◆ Given records:
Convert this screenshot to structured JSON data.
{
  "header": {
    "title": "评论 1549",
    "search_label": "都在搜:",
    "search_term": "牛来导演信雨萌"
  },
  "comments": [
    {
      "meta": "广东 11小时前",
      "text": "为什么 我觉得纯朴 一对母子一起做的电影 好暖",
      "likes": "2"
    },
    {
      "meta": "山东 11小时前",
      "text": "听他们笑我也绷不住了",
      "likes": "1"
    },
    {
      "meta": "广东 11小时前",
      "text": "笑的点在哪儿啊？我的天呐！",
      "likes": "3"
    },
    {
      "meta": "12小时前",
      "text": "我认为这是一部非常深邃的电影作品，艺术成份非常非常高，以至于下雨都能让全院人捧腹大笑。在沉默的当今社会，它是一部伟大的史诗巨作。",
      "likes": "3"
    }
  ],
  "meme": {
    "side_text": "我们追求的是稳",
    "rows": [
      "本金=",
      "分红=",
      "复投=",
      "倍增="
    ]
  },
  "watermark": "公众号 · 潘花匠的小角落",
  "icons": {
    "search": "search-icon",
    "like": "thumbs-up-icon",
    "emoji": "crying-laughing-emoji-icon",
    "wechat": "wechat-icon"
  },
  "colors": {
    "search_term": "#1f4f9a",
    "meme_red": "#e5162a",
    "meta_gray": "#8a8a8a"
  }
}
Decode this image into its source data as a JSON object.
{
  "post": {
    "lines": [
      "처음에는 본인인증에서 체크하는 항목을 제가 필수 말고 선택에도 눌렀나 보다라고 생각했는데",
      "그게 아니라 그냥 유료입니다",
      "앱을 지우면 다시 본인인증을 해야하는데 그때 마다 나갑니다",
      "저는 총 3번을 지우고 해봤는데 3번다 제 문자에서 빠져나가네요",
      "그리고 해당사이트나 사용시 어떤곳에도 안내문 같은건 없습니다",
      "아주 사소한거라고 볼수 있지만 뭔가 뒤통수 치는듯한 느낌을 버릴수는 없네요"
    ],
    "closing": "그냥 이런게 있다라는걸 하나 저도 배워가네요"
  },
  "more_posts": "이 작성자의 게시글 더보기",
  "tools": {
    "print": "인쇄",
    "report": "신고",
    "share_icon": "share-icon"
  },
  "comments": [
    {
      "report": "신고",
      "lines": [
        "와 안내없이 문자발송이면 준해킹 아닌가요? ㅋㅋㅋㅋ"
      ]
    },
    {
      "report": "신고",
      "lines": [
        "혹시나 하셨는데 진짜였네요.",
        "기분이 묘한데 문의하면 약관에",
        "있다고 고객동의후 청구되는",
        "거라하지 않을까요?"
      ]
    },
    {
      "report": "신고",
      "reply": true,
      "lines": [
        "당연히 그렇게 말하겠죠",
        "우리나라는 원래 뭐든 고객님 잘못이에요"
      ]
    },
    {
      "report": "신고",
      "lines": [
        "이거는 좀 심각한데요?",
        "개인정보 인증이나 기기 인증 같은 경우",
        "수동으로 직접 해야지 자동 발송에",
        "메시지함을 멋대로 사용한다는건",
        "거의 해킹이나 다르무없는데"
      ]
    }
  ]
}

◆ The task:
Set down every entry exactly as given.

◆ Response to this exercise:
Convert this screenshot to structured JSON data.
{
  "header": {
    "title": "评论 1549",
    "search_label": "都在搜:",
    "search_term": "牛来导演信雨萌"
  },
  "comments": [
    {
      "meta": "广东 11小时前",
      "text": "为什么 我觉得纯朴 一对母子一起做的电影 好暖",
      "likes": "2"
    },
    {
      "meta": "山东 11小时前",
      "text": "听他们笑我也绷不住了",
      "likes": "1"
    },
    {
      "meta": "广东 11小时前",
      "text": "笑的点在哪儿啊？我的天呐！",
      "likes": "3"
    },
    {
      "meta": "12小时前",
      "text": "我认为这是一部非常深邃的电影作品，艺术成份非常非常高，以至于下雨都能让全院人捧腹大笑。在沉默的当今社会，它是一部伟大的史诗巨作。",
      "likes": "3"
    }
  ],
  "meme": {
    "side_text": "我们追求的是稳",
    "rows": [
      "本金=",
      "分红=",
      "复投=",
      "倍增="
    ]
  },
  "watermark": "公众号 · 潘花匠的小角落",
  "icons": {
    "search": "search-icon",
    "like": "thumbs-up-icon",
    "emoji": "crying-laughing-emoji-icon",
    "wechat": "wechat-icon"
  },
  "colors": {
    "search_term": "#1f4f9a",
    "meme_red": "#e5162a",
    "meta_gray": "#8a8a8a"
  }
}
Decode this image into its source data as a JSON object.
{
  "post": {
    "lines": [
      "처음에는 본인인증에서 체크하는 항목을 제가 필수 말고 선택에도 눌렀나 보다라고 생각했는데",
      "그게 아니라 그냥 유료입니다",
      "앱을 지우면 다시 본인인증을 해야하는데 그때 마다 나갑니다",
      "저는 총 3번을 지우고 해봤는데 3번다 제 문자에서 빠져나가네요",
      "그리고 해당사이트나 사용시 어떤곳에도 안내문 같은건 없습니다",
      "아주 사소한거라고 볼수 있지만 뭔가 뒤통수 치는듯한 느낌을 버릴수는 없네요"
    ],
    "closing": "그냥 이런게 있다라는걸 하나 저도 배워가네요"
  },
  "more_posts": "이 작성자의 게시글 더보기",
  "tools": {
    "print": "인쇄",
    "report": "신고",
    "share_icon": "share-icon"
  },
  "comments": [
    {
      "report": "신고",
      "lines": [
        "와 안내없이 문자발송이면 준해킹 아닌가요? ㅋㅋㅋㅋ"
      ]
    },
    {
      "report": "신고",
      "lines": [
        "혹시나 하셨는데 진짜였네요.",
        "기분이 묘한데 문의하면 약관에",
        "있다고 고객동의후 청구되는",
        "거라하지 않을까요?"
      ]
    },
    {
      "report": "신고",
      "reply": true,
      "lines": [
        "당연히 그렇게 말하겠죠",
        "우리나라는 원래 뭐든 고객님 잘못이에요"
      ]
    },
    {
      "report": "신고",
      "lines": [
        "이거는 좀 심각한데요?",
        "개인정보 인증이나 기기 인증 같은 경우",
        "수동으로 직접 해야지 자동 발송에",
        "메시지함을 멋대로 사용한다는건",
        "거의 해킹이나 다르무없는데"
      ]
    }
  ]
}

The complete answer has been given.